### What you are asked to do
Within this material, find every line where the string "фактура" appears, and copy it out.

### Records
-------

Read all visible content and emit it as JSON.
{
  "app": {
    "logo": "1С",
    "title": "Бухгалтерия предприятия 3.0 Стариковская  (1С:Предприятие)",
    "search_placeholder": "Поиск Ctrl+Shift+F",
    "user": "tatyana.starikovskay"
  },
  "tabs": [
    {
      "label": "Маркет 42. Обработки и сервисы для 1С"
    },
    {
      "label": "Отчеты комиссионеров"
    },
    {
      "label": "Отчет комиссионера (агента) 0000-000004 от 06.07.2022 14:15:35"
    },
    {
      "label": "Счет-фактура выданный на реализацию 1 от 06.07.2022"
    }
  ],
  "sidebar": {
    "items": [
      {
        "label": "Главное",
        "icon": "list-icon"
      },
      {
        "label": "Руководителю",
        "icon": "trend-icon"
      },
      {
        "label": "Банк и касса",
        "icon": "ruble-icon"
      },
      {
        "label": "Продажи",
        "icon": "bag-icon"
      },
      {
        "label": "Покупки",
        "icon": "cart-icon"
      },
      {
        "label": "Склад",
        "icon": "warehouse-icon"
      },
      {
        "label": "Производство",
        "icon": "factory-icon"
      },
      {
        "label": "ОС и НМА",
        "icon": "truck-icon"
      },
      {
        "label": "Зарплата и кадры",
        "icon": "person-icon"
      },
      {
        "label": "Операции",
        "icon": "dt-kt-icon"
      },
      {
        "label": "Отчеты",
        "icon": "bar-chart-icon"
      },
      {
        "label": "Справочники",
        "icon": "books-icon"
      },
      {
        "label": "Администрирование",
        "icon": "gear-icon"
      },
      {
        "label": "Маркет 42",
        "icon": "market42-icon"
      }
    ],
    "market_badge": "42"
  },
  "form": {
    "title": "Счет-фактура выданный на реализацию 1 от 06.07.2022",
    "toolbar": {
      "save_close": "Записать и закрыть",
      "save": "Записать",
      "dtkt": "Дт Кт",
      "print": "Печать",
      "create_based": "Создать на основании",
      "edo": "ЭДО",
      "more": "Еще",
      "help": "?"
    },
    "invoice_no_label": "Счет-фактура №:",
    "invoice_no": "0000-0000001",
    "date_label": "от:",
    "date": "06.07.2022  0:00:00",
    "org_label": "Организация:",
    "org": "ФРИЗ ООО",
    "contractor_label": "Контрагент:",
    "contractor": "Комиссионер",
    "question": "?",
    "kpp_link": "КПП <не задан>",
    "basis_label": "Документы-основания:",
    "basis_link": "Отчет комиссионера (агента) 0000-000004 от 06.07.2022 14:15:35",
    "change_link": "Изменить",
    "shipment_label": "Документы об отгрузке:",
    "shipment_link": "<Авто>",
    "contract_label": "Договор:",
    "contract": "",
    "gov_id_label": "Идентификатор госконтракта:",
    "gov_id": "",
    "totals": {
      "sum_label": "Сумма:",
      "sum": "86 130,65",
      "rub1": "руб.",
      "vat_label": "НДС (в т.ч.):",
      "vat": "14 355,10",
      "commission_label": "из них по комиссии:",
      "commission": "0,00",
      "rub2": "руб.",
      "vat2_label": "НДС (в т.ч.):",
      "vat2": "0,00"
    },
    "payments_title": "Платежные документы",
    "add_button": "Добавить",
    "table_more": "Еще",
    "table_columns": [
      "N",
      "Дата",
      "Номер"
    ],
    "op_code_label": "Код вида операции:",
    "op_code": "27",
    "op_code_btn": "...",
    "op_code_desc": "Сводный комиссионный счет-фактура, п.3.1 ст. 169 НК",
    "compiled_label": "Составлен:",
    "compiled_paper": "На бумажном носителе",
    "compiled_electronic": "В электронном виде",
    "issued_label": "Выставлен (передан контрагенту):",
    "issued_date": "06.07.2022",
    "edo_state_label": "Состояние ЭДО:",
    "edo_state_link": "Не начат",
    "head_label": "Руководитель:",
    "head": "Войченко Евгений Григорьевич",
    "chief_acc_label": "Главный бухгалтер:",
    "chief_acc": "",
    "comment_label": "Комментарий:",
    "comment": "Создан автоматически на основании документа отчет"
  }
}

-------

### Finished exercise
      "label": "Счет-фактура выданный на реализацию 1 от 06.07.2022"
    "title": "Счет-фактура выданный на реализацию 1 от 06.07.2022",
    "invoice_no_label": "Счет-фактура №:",
    "op_code_desc": "Сводный комиссионный счет-фактура, п.3.1 ст. 169 НК",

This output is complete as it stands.